On March 29 the imperial forces under Welden are said to have attempted (?) to take Komorn by storm and to have suffered so great a defeat that they have abandoned the siege of Komorn; only an observation corps[1] still remains at Gönyö. Wimpffen’s Italian battalion is said to have gone over to the Hungarians. We print these news items with the greatest reservation, although recently the essential facts in the reports of the Hungarian correspondent have as a rule proved correct.

Banknotes continue to be printed by the Hungarians in Debreczin, for a considerable amount of currency paper has been smuggled in.

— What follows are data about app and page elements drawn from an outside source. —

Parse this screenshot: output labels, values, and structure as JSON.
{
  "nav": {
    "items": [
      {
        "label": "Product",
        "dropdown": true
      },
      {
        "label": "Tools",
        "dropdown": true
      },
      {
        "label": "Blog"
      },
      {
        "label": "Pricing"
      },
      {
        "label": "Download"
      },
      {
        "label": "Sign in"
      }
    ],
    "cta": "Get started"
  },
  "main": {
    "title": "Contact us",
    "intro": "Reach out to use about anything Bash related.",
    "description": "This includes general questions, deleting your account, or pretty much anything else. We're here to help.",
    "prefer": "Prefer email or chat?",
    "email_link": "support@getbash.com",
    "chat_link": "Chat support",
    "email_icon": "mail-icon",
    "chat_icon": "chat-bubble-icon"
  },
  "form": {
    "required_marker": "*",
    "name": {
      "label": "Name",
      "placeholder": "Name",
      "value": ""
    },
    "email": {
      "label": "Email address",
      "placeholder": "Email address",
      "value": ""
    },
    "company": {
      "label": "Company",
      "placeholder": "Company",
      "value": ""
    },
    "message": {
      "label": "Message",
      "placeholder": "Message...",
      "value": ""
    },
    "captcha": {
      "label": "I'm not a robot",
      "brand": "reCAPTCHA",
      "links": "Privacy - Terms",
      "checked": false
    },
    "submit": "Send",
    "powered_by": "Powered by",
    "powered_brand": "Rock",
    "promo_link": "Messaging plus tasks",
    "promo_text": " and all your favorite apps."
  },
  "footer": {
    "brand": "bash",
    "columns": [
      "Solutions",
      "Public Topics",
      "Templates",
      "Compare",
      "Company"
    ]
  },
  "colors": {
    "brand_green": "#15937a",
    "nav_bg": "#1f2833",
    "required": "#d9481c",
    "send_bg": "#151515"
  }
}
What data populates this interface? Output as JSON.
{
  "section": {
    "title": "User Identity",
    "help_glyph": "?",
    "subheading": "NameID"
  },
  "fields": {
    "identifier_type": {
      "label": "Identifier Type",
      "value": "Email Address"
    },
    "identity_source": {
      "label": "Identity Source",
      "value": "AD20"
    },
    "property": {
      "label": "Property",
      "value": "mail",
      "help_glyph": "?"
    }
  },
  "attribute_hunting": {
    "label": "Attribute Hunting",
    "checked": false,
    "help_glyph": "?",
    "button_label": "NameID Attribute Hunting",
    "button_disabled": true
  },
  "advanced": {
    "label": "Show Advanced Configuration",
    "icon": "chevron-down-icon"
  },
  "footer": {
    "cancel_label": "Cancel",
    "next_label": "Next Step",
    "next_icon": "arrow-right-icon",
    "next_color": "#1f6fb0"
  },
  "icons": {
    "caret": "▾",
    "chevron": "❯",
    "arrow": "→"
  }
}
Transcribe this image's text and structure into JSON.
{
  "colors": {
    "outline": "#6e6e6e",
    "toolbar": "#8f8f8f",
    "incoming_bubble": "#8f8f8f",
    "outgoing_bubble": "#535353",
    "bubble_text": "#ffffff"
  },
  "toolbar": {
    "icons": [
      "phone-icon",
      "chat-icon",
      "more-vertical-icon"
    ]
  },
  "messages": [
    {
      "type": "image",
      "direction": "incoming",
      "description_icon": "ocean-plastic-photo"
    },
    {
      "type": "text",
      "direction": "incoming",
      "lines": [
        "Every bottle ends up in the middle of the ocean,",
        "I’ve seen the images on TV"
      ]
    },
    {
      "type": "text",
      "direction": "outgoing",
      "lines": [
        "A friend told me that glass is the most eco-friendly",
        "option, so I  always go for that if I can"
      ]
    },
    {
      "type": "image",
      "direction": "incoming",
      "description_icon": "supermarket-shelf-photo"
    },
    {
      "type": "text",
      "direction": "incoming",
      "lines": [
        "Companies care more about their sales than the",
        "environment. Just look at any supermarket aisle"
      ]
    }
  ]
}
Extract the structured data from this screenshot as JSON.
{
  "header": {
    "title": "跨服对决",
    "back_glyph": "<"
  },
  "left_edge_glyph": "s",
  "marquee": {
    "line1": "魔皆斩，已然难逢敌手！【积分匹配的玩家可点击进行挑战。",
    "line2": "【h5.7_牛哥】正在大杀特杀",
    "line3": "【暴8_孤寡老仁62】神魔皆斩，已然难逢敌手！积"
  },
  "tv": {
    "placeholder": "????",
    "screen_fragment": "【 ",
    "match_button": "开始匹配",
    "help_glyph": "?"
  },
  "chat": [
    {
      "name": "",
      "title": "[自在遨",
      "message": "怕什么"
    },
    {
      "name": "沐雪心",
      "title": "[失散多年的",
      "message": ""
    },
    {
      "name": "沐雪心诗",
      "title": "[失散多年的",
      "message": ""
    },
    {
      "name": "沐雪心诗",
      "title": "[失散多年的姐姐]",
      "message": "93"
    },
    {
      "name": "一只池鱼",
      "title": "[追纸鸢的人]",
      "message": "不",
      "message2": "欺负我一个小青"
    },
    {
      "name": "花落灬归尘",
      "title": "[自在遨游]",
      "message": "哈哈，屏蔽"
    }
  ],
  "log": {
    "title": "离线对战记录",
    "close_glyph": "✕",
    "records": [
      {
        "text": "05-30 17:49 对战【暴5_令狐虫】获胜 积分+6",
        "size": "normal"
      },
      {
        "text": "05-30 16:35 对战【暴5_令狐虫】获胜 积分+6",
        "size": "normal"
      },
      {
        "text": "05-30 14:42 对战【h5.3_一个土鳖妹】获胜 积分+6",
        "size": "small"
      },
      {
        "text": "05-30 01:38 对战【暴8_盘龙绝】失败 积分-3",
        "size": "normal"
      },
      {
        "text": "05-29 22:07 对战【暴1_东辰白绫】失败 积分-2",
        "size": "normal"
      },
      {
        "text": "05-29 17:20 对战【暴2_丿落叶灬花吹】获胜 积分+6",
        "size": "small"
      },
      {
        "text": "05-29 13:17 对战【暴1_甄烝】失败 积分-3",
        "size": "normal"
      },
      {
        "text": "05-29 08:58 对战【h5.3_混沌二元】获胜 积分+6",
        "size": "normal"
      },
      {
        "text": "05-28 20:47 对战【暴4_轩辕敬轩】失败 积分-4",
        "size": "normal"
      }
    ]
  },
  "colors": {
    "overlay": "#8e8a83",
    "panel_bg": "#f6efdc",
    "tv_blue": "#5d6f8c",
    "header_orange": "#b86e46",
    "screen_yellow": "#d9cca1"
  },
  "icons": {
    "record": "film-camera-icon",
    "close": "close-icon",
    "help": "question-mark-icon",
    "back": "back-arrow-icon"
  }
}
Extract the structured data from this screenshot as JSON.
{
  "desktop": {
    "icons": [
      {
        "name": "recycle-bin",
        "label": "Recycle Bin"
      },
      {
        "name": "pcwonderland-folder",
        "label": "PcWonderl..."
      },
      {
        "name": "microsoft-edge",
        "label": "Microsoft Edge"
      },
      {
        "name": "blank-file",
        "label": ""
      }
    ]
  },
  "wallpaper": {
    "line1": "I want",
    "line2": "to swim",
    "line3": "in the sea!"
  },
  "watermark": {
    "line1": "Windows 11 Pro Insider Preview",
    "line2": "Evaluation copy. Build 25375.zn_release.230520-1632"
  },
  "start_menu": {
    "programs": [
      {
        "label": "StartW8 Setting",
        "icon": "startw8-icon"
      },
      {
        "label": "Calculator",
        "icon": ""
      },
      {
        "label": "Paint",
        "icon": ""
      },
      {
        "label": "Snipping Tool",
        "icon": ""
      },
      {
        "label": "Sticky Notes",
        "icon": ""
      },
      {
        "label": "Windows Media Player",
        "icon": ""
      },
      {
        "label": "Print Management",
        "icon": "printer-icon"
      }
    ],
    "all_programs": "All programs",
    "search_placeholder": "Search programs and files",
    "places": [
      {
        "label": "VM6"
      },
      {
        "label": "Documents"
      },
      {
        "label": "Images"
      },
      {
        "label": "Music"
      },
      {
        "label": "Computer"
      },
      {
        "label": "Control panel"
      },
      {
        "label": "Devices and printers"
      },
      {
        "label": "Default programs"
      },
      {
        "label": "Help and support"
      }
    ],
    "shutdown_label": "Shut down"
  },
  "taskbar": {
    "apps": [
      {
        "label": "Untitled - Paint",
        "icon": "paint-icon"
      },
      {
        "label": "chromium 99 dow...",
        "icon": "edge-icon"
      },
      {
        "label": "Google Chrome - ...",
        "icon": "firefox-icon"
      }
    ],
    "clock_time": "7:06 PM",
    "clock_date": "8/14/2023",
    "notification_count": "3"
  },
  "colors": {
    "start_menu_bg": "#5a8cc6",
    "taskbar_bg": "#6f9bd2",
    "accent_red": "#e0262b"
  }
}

“On March 15, the anniversary of the Hungarian insurrection, [2] a great public celebration was held near Debreczin and a large number of people assembled there. Two whole oxen and many pigs and lambs were roasted, there was plenty of wine and Gipsies played Hungarian airs and marches. A number of speeches were made and toasts proposed with the indispensable Eljen. There are no troops stationed in Debreczin and the national guards are on duty. They wear bright red ribbons on their shakos and hats. Incidentally, half the companies of every battalion in the country must always be in the field to face the enemy, and after three months they are relieved by the other three companies that stayed at home. This explains the strength of the military forces of the insurgents and also why their battalions are unable to withstand any bayonet charge by the imperial troops” (Constitutionelles Blatt aus Böhmen).

Schlick and Jellachich are again (for the tenth time) holding a council of war in Pest. According to Austrian reports, General Jablonowsky has advanced towards Losoncz.

“Business letters sent from Lemberg on the 31st of this month have caused a new wave of anxiety. The leading business houses report from there that the entire garrison of Lemberg is expected to leave for Hungary and it is feared that after its departure a revolutionary move or diversion in favour of the Hungarians will take place” (Lithographierte Correspondenz).

It seems that the Agram poster announcing the concessions is all humbug. Up to now no one has come forward to defend it, and it is generally believed to be an imposture.

  1. Observation corps were assigned to watch the enemy on the flanks of the main theatre of military operations
  2. On March 15, 1848, a popular uprising broke out in Pest. In the middle of the day, the insurgents — craftsmen, workers, students, and peasants who had come to the fair — captured the town, crossed the Danube by the bridge and broke into Buda, where they set political prisoners free. The Austrian garrison was paralysed. The insurgents elected a Committee of Public Safety which provisionally concentrated power in its own hands. A popular meeting adopted the “12 points” drawn up by the radical opposition and demanding administration by parliament and civil liberties. The events of March 15 started the revolution in Hungary against the feudal serf-owning system and for national independence.